  48. UN Habitat. (2006). Report on the third session of the World Urban Forum, Vancouver, Canada, June 19–23. Retrieved November 7, 2014, from
  49. Wilton, R., & Schuer, S. (2006). Towards socio-spatial inclusion? Disabled people, neoliberalism and the contemporary labour market. Area, 38(2), 186–195.CrossRefGoogle Scholar
  50. World Bank. (1999). Cambodia poverty assessment. Poverty Reduction and Economic Management Sector Unit and Human Development Sector Unit. East Asia and Pacific Region: The World Bank.Google Scholar
  51. World Bank. (2007). World development report 2008. Agriculture for development. Washington, DC: The World Bank.CrossRefGoogle Scholar
  52. World Bank. (2013). Where have all the poor gone? Cambodia poverty assessment 2013. Washington, DC: The World Bank.Google Scholar
  53. World Health Organization (WHO). (2011). World report on disability. Geneva: WHO and the World Bank.Google Scholar

Copyright information

© Springer International Publishing Switzerland 2016

Authors and Affiliations

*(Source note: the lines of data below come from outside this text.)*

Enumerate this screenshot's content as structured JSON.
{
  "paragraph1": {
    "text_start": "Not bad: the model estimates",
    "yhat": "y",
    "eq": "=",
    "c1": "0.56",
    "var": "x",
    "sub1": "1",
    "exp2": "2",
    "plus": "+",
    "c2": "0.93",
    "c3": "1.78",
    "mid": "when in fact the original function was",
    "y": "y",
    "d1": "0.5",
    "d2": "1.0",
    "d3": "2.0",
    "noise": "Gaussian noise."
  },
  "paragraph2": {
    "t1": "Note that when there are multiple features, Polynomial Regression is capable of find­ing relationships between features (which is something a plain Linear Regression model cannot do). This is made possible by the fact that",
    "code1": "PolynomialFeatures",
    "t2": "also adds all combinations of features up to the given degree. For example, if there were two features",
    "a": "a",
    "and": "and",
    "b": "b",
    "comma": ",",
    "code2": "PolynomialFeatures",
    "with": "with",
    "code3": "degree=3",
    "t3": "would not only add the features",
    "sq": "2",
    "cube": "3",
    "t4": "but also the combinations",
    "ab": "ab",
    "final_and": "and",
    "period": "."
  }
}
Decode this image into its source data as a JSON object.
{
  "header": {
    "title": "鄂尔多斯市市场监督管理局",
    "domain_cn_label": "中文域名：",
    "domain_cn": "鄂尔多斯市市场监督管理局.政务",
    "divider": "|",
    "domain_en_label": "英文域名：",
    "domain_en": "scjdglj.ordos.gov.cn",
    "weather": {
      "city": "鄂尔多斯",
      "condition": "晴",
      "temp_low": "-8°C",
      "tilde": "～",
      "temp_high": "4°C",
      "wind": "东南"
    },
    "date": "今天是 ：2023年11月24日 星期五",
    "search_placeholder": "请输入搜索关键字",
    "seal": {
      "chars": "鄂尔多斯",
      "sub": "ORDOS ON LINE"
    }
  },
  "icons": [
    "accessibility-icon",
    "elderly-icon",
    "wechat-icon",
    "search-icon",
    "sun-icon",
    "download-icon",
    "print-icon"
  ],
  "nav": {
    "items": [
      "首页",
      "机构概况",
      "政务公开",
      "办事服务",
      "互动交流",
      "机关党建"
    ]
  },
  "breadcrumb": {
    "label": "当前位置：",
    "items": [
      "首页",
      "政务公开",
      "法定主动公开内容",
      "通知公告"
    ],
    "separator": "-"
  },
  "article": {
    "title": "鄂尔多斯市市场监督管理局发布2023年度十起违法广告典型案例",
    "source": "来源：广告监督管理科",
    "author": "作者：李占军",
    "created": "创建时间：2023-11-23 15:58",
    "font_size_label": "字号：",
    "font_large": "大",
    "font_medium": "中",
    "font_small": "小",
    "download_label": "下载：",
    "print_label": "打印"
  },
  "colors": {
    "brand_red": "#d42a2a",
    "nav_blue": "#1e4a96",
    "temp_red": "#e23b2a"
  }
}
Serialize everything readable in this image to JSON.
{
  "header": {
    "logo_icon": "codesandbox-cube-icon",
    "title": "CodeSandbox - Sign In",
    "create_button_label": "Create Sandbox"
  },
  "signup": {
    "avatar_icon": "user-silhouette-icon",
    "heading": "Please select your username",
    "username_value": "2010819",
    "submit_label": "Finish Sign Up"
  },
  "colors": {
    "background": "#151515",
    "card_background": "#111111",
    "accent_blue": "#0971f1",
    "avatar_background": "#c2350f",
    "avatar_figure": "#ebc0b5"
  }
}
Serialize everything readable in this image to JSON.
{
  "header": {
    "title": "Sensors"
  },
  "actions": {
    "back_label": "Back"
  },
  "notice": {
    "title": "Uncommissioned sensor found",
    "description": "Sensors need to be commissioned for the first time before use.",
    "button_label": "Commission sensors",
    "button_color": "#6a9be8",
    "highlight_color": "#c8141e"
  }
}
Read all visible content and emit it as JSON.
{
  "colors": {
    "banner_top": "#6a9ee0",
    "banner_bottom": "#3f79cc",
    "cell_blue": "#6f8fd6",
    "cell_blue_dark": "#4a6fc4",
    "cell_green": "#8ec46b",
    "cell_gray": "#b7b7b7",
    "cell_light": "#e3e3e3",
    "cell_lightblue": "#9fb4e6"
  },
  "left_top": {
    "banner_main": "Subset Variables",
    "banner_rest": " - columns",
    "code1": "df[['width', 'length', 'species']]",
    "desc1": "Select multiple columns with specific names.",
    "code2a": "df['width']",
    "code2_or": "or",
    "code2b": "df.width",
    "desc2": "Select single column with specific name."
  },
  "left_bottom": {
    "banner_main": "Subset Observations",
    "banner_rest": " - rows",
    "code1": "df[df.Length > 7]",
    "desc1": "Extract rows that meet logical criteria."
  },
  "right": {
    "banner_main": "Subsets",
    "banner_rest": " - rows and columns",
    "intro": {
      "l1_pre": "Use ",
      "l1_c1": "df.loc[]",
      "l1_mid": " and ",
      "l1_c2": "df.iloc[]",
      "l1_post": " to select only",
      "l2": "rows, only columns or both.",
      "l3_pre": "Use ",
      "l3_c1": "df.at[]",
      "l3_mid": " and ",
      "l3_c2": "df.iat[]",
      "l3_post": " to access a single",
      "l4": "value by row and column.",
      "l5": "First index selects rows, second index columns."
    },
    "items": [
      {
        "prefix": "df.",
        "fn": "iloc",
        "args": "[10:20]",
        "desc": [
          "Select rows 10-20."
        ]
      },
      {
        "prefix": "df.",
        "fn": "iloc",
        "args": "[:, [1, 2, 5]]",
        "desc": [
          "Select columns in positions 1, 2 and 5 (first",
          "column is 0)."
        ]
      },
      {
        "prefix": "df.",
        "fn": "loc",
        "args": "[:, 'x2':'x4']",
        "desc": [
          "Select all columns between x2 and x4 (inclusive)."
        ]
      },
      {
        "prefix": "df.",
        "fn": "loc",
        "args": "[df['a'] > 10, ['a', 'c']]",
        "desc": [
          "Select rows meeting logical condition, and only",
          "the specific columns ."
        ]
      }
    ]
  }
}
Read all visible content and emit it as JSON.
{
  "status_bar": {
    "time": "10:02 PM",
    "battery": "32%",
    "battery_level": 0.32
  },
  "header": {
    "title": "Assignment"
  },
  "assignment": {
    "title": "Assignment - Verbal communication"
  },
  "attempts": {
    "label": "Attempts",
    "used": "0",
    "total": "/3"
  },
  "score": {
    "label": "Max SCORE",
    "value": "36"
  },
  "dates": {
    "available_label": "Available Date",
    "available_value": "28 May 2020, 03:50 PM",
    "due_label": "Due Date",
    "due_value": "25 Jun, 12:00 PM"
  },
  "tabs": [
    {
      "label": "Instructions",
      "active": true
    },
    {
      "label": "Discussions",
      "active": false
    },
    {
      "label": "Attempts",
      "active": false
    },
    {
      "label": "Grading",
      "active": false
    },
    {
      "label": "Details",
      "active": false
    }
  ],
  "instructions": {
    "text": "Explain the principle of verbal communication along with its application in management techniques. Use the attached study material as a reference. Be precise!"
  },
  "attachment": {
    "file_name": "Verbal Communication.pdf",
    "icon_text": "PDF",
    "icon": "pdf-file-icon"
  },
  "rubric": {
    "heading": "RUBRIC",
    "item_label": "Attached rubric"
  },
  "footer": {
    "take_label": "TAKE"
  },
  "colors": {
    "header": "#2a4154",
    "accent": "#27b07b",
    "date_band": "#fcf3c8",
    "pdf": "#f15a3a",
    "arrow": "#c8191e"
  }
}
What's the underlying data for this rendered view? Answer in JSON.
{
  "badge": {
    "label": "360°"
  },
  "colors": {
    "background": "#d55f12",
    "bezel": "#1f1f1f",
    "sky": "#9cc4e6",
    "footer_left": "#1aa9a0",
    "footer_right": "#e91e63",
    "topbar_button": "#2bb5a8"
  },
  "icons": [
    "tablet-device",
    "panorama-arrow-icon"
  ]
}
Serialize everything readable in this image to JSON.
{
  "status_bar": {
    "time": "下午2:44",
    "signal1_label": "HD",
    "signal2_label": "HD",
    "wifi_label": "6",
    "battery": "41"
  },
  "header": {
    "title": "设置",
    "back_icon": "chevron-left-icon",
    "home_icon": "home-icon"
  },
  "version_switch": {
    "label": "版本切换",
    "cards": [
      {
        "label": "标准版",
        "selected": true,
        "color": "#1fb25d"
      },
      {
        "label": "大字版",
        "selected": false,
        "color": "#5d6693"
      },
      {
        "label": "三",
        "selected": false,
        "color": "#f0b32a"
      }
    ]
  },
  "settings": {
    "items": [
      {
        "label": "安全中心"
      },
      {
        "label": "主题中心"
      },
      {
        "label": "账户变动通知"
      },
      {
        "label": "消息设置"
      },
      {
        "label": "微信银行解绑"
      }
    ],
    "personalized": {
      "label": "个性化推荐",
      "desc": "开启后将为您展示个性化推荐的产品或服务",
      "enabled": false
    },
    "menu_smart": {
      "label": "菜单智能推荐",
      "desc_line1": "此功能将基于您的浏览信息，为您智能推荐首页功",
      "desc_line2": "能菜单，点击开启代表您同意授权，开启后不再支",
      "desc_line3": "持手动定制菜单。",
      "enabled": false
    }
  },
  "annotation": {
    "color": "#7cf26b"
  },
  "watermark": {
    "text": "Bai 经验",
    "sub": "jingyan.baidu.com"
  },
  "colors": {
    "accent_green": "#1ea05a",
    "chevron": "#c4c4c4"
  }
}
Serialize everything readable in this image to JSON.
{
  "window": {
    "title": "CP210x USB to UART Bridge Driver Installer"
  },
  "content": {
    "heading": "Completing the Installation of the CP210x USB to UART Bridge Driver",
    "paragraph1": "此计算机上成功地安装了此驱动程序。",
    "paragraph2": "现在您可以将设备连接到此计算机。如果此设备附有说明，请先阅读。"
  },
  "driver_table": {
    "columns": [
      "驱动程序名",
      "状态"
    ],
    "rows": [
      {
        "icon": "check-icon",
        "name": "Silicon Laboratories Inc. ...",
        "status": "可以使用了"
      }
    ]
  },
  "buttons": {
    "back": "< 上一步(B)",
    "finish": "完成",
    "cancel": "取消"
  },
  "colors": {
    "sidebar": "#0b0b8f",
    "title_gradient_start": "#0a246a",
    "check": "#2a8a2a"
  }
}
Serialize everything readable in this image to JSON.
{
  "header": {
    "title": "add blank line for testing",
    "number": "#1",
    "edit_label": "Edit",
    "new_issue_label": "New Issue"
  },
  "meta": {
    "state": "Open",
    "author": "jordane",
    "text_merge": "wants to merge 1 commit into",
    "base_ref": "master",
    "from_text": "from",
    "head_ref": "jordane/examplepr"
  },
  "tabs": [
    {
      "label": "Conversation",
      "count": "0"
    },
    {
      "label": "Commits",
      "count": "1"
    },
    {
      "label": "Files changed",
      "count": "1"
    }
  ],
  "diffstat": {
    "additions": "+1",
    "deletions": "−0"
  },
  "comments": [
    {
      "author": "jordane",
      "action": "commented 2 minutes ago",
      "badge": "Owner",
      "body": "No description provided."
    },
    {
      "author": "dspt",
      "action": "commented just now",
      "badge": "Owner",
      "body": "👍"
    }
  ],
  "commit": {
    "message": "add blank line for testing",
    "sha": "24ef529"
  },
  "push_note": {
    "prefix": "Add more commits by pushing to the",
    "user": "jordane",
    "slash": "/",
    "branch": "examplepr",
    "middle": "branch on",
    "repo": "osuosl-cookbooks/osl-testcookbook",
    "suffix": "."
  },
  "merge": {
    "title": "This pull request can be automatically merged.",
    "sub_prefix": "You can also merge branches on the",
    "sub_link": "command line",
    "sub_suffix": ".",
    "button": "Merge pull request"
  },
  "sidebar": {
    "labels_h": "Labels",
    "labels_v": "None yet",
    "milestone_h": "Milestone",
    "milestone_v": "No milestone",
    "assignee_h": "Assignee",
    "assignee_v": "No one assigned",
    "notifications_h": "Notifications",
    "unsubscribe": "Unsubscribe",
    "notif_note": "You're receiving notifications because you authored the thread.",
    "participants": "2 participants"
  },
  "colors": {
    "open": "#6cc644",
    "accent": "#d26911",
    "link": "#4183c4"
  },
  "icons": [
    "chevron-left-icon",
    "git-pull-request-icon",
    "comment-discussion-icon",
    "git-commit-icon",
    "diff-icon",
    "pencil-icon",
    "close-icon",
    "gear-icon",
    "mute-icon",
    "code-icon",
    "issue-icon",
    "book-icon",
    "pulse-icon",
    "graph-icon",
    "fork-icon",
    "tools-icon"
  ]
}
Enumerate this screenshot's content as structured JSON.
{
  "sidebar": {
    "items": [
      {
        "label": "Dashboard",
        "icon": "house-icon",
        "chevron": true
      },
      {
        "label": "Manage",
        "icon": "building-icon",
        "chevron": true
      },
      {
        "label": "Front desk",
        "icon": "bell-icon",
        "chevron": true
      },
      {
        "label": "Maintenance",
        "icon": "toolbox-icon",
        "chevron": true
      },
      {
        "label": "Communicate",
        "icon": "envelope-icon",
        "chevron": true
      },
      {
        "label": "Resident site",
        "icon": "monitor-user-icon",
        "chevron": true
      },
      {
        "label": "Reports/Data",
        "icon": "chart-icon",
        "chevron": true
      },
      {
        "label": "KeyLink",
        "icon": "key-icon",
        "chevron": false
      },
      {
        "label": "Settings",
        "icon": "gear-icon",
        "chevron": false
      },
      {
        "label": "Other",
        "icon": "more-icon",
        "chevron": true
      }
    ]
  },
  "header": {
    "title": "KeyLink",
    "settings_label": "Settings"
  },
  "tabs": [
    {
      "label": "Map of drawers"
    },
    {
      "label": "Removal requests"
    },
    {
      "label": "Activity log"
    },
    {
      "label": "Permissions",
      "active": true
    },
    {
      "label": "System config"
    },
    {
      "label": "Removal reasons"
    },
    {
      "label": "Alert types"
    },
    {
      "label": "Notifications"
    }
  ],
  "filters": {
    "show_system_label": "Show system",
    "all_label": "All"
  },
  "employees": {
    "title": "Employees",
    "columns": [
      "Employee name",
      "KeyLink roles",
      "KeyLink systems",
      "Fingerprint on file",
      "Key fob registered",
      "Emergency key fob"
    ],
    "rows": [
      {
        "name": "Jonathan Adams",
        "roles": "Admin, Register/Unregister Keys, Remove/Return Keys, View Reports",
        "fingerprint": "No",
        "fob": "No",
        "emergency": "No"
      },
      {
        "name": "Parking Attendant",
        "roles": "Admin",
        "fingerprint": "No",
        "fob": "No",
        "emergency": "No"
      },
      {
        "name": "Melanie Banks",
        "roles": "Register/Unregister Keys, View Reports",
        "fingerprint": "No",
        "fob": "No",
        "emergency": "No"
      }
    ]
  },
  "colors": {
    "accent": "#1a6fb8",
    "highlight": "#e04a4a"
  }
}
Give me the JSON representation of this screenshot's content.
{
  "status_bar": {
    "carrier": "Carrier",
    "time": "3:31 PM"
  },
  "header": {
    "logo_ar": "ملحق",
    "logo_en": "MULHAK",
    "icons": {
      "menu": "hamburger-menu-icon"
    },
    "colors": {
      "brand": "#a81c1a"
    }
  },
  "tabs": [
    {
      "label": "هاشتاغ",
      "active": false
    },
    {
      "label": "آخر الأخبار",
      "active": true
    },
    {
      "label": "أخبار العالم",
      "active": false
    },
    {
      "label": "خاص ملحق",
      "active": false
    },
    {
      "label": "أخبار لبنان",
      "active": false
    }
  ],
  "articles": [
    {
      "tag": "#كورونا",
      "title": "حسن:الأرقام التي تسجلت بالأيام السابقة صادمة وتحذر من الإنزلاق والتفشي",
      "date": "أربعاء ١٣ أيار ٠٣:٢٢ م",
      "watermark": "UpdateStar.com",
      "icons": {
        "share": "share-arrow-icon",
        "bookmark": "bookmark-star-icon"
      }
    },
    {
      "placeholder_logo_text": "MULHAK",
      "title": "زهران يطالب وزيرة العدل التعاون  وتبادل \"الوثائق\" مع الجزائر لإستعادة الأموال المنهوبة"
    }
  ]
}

  1. 1.School of Social SciencesCentre for Geography and Environmental Sciences, Monash UniversityClaytonAustralia
  2. 2.School of Health and Social DevelopmentDeakin UniversityBurwoodAustralia

Personalised recommendations